What you have to do —
An identical copy of all the entries is the required result.

(Stored records)
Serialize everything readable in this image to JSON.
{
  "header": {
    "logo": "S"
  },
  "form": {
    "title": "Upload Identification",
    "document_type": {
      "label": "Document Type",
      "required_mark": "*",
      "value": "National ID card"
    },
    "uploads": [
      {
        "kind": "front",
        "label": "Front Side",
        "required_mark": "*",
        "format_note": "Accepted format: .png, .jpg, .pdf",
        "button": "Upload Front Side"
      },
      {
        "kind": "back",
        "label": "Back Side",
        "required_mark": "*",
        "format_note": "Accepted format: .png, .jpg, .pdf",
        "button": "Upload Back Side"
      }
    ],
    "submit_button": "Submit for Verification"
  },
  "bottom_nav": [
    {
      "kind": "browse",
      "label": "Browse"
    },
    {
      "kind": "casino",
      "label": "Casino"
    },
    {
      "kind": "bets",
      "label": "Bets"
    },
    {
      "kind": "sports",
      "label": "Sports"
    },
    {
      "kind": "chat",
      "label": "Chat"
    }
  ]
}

Solution to this problem —
Serialize everything readable in this image to JSON.
{
  "header": {
    "logo": "S"
  },
  "form": {
    "title": "Upload Identification",
    "document_type": {
      "label": "Document Type",
      "required_mark": "*",
      "value": "National ID card"
    },
    "uploads": [
      {
        "kind": "front",
        "label": "Front Side",
        "required_mark": "*",
        "format_note": "Accepted format: .png, .jpg, .pdf",
        "button": "Upload Front Side"
      },
      {
        "kind": "back",
        "label": "Back Side",
        "required_mark": "*",
        "format_note": "Accepted format: .png, .jpg, .pdf",
        "button": "Upload Back Side"
      }
    ],
    "submit_button": "Submit for Verification"
  },
  "bottom_nav": [
    {
      "kind": "browse",
      "label": "Browse"
    },
    {
      "kind": "casino",
      "label": "Casino"
    },
    {
      "kind": "bets",
      "label": "Bets"
    },
    {
      "kind": "sports",
      "label": "Sports"
    },
    {
      "kind": "chat",
      "label": "Chat"
    }
  ]
}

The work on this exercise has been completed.